Element data from apps and pages:
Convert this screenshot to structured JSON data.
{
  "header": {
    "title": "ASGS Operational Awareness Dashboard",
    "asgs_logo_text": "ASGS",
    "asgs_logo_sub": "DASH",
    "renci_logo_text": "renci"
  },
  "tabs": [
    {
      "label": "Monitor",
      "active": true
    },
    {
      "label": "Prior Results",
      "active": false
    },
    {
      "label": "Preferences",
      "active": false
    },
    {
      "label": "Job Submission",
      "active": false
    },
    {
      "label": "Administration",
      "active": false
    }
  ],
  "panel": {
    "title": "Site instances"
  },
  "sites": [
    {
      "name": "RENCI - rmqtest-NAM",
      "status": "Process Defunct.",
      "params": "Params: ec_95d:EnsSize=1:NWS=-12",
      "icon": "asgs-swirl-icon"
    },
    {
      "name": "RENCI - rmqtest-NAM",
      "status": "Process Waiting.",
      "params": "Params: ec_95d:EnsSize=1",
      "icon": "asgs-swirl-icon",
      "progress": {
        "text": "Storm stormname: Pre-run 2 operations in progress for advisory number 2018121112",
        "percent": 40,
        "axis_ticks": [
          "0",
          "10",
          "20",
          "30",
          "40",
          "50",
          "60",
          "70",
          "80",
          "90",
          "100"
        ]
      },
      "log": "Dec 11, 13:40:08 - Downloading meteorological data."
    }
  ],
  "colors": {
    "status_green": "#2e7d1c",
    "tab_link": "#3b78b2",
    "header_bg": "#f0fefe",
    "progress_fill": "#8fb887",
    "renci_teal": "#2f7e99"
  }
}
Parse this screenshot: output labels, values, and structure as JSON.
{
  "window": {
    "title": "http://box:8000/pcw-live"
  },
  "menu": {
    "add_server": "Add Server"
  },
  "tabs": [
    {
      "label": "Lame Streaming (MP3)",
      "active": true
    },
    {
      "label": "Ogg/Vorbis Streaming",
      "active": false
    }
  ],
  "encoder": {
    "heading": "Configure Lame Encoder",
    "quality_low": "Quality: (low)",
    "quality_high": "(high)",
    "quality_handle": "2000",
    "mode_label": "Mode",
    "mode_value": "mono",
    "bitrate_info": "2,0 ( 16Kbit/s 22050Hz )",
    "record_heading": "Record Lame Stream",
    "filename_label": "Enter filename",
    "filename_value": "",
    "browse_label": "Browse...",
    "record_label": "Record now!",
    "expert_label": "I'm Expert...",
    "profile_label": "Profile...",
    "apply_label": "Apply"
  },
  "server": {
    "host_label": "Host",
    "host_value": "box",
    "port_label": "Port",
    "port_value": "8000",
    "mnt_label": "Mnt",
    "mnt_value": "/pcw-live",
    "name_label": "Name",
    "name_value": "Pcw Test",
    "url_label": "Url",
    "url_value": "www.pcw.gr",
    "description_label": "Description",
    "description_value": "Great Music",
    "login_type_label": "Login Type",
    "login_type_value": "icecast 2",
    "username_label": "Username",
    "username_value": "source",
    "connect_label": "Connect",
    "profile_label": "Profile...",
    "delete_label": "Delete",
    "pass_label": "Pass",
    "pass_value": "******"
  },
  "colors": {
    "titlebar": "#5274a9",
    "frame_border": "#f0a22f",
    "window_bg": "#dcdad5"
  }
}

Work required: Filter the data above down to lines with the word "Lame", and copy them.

Completed task:
      "label": "Lame Streaming (MP3)",
    "heading": "Configure Lame Encoder",
    "record_heading": "Record Lame Stream",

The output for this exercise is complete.